WORK INSTRUCTION: Check every line below for the string "name", and copy the lines that contain it.

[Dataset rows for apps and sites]

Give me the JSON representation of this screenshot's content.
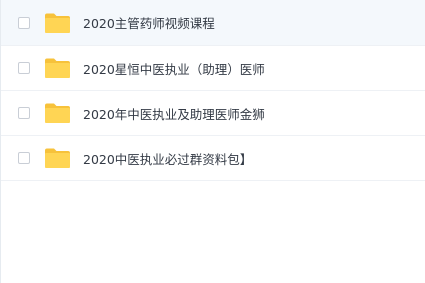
{
  "files": [
    {
      "name": "2020主管药师视频课程",
      "type": "folder",
      "selected": false
    },
    {
      "name": "2020星恒中医执业（助理）医师",
      "type": "folder",
      "selected": false
    },
    {
      "name": "2020年中医执业及助理医师金狮",
      "type": "folder",
      "selected": false
    },
    {
      "name": "2020中医执业必过群资料包】",
      "type": "folder",
      "selected": false
    }
  ],
  "colors": {
    "folder": "#ffd554",
    "folder_tab": "#f7c23b",
    "row_highlight": "#f4f8fc",
    "text": "#333a45"
  },
  "icons": {
    "folder": "folder-icon",
    "checkbox": "checkbox"
  }
}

TASK RESPONSE:
      "name": "2020主管药师视频课程",
      "name": "2020星恒中医执业（助理）医师",
      "name": "2020年中医执业及助理医师金狮",
      "name": "2020中医执业必过群资料包】",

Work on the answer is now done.